# Task objective
Whenever the word "into" turns up in a line below, that line should be copied.

- Opening Delimiter -

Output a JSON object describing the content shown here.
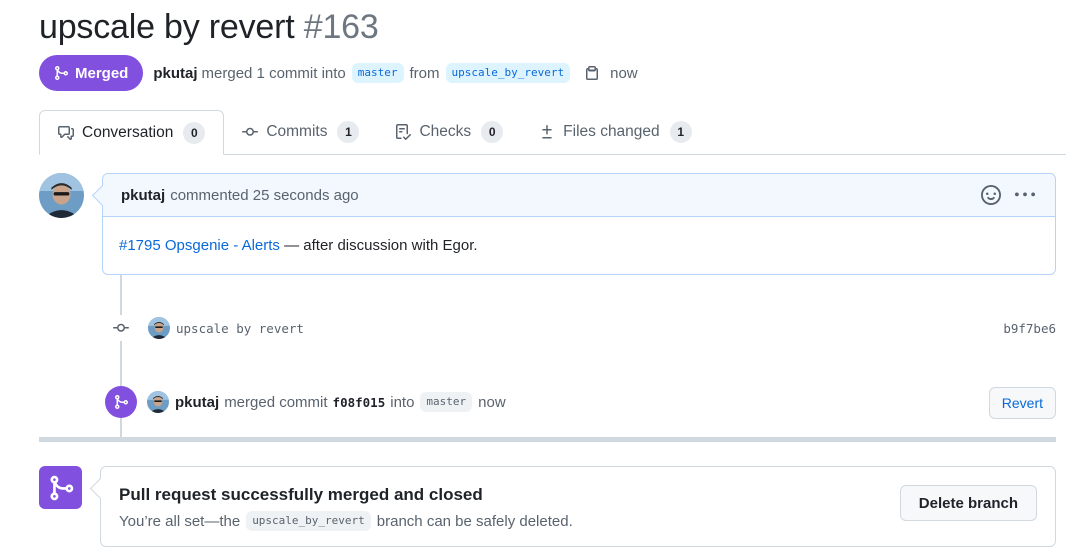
{
  "pr": {
    "title": "upscale by revert",
    "number": "#163",
    "state": "Merged",
    "author": "pkutaj",
    "merge_summary": "merged 1 commit into",
    "base_branch": "master",
    "from_word": "from",
    "head_branch": "upscale_by_revert",
    "time": "now"
  },
  "tabs": [
    {
      "label": "Conversation",
      "count": "0",
      "icon": "comment-discussion-icon"
    },
    {
      "label": "Commits",
      "count": "1",
      "icon": "git-commit-icon"
    },
    {
      "label": "Checks",
      "count": "0",
      "icon": "checklist-icon"
    },
    {
      "label": "Files changed",
      "count": "1",
      "icon": "file-diff-icon"
    }
  ],
  "comment": {
    "author": "pkutaj",
    "action": "commented 25 seconds ago",
    "link_text": "#1795 Opsgenie - Alerts",
    "body_text": " — after discussion with Egor."
  },
  "commit": {
    "message": "upscale by revert",
    "sha": "b9f7be6"
  },
  "merge_event": {
    "author": "pkutaj",
    "text_before": "merged commit",
    "sha": "f08f015",
    "text_into": "into",
    "branch": "master",
    "time": "now",
    "revert_label": "Revert"
  },
  "merge_box": {
    "title": "Pull request successfully merged and closed",
    "sub_before": "You’re all set—the",
    "branch": "upscale_by_revert",
    "sub_after": "branch can be safely deleted.",
    "delete_label": "Delete branch"
  },
  "colors": {
    "merged": "#8250df",
    "link": "#0969da",
    "comment_border": "#b6d4fa"
  }
}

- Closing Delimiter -

# Answer to the exercise
    "merge_summary": "merged 1 commit into",
    "text_into": "into",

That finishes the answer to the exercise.